Kahneman explains the interplay between the two thinking systems using a newspaper editing analogy. In one room sit super-eager tireless editors who spew out every item unchecked – regardless of whether it's fact or fake (system 1). In the neighboring room sits an extremely lazy chief editor (system 2). He slumps in his chair and lets the editors make it easy for him. It takes something big to wake him up: a great discrepancy, something that doesn't fit the picture at all. Only then does he get active and asks what the editors are doing.
According to Kahneman, “fast thinking” is comparable to “unconscious reasoning” and “gut feeling decisions.” It is our standard mode, our perception's permanent operating status! That is important to grasp: fast thinking is neither bad nor good – it is simply what we always and ordinarily do. So the question isn't whether we think slow or fast; rather, it is how often we manage to think slow AND fast – and in which situations we should activate our “slow thinking” in order to avoid grave mistakes in our perception.
All projects that aren't absolutely routine for all the actors require slow thinking. Otherwise undesirable effects crop up. The most dramatic are unproductive discussions that sap our strength or decisions that are only mediocre or even completely out of touch with reality.
According to Kahneman, is the individual person largely blind to his or her own intuitive perception. A heterogenous group of people has, however, the potential to identify fast, intuitive thinking and minimize the undesirable effects.
“Slow thinking in Projects” doesn't take long
As a general rule it takes even less time than the usual procedures. This is because our customary thinking mode – fast thinking – regularly drives us toward selective perception and thus into time-wasting discussions. Slow thinking tries to use the time more effectively – through systematic and calm information analysis. So slow thinking is therefore not a snail, but is much more like a hedgehog. Fast thinking is rather comparable in this image to the hare (Grimm “The Hedgehog and the Hare”), who sets off at high speed but still loses the race. At least, that is the case for every challenging project. So introduce slow thinking into your projects. The simplest way to achieve this is described in our manifesto“.
A practical guide to slow thinking in projects
Slow thinking begins with oneself.

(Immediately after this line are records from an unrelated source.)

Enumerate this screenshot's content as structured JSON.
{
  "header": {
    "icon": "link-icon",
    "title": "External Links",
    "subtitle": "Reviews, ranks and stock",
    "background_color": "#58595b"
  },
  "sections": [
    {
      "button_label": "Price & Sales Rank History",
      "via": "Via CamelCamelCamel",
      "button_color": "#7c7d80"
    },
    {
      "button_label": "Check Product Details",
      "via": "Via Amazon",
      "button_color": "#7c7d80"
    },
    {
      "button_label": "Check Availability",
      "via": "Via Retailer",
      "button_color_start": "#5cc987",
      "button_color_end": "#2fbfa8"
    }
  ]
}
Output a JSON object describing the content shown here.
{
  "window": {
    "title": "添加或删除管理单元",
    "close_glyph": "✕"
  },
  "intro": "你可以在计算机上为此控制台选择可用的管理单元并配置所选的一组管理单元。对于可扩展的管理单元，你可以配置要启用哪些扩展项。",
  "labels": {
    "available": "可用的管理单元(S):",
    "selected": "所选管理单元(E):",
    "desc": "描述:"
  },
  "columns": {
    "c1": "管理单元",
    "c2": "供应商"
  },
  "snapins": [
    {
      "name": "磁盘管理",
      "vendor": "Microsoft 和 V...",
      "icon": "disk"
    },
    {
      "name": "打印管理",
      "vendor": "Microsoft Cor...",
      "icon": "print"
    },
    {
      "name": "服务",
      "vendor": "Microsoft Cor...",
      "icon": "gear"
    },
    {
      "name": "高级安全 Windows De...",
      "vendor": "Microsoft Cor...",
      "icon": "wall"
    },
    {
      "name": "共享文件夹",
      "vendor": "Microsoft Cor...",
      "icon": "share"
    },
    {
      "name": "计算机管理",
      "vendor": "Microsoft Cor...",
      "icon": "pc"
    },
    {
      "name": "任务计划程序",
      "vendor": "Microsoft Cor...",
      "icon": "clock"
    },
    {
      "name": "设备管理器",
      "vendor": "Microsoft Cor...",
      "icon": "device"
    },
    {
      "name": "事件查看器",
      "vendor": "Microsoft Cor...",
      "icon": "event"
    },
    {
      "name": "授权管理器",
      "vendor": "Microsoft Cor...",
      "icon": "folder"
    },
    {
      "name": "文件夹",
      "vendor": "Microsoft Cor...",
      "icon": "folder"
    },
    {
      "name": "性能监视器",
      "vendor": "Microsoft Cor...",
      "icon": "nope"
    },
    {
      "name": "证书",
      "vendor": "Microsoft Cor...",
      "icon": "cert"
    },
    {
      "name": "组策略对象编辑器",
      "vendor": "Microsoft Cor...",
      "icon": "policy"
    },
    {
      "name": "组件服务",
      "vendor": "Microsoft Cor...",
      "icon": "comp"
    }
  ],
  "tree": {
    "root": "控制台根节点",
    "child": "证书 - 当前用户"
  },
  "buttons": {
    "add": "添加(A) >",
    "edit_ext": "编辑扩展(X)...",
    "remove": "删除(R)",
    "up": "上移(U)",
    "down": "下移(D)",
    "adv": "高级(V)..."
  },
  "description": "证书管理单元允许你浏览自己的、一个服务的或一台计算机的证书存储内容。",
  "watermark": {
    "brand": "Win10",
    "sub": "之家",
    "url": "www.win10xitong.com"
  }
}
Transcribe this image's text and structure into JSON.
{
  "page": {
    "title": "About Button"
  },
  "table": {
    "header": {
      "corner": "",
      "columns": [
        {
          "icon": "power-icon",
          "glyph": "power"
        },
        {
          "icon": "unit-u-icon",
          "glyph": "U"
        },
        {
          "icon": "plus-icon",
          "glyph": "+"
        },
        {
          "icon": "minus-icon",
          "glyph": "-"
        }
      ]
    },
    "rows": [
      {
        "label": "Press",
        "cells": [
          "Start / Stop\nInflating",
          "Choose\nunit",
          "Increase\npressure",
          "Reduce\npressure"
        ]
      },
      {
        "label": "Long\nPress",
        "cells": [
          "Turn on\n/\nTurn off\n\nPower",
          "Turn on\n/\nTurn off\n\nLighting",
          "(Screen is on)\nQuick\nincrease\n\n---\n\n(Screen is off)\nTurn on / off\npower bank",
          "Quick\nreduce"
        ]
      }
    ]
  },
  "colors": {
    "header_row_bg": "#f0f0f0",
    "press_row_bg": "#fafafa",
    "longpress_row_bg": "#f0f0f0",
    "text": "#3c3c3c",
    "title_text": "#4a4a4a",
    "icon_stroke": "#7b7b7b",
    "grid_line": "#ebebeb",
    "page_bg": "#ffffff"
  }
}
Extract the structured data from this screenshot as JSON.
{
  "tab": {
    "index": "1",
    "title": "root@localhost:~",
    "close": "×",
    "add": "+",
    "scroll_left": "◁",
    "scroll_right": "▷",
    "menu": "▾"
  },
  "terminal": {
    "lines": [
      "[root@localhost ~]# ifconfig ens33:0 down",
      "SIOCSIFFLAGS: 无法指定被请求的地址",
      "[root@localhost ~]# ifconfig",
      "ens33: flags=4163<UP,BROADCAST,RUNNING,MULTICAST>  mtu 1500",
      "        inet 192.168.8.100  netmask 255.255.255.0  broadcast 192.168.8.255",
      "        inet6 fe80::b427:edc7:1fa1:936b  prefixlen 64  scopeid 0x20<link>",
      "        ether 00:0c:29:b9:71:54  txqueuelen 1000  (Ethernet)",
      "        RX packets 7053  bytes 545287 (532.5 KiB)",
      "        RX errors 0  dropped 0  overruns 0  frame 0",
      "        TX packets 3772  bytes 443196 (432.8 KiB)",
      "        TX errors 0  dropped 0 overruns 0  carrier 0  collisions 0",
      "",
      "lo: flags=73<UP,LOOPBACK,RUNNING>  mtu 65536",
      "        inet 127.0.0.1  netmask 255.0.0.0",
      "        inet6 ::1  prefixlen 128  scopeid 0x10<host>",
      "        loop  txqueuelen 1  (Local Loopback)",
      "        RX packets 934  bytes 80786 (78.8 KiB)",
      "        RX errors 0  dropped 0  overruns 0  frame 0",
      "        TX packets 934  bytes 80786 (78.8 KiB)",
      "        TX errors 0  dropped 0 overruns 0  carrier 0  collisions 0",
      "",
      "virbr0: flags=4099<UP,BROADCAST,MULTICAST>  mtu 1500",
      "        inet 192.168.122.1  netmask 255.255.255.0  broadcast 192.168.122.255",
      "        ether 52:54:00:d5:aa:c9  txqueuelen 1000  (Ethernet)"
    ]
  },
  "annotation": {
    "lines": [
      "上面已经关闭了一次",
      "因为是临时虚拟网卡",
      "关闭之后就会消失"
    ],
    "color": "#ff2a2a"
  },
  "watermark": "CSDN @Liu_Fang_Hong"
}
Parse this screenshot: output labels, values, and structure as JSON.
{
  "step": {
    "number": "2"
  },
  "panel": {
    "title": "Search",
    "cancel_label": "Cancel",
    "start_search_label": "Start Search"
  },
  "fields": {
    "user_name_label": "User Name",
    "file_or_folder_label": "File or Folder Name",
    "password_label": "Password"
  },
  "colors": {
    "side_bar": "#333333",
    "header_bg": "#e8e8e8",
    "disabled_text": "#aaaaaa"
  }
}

Slow thinking is counter-intuitive – it's not what we ordinarily do. Thus a conscious change is needed for slow thinking. This change means for us as project leaders first and foremost working on ourselves. This work comprises four levels:
1. CORE ATTITUDE
Make "I don't know" your core attitude.
Slow thinking is the mode of thought of anybody who is interested in true knowledge. It is the core attitude of researchers and designers. Therefore, if you really want to take great decisions, slow thinking demands “I don't know” as core attitude of yourself. It is NOT about the attitude of others. This in turn demands courage and self-reflection. “I don't know” as starting position enables me to look critically at the assumptions behind my own intuition and embark on an open, honest, and persistent search for information.
2. BEFORE A PROJECT
Assess the “novelty of the project” from the perspective of the project actors.
The “I don't know” attitude should first lead you to find out whether a project is actually familiar or unfamiliar. Because even when a project seems routine and quotidian to you as an experienced project leader, that may not be true for everyone else involved in the project. You simply don't know and therefore you should find out.
3. BEFORE A MEETING
Practice patience and openness
What that means is keeping still, and especially deferring detailed content planning and organization until you've shared thoughts with the essential project players. Become conscious of your assumptions –and evaluate them consciously as “preconceptions”! Be ready to let them go for a shared understanding.
4. IN A MEETING
Break the usual conversational patters to reach better decisions
Apply the three phases of slow thinking in a meeting
— Divergent thinking (=beginning)
— Change of perspective (=middle)
— Convergent thinking (=end)
These three phases are comparable in structure to creative thinking processes or participatory decision making processes and help people to think better together.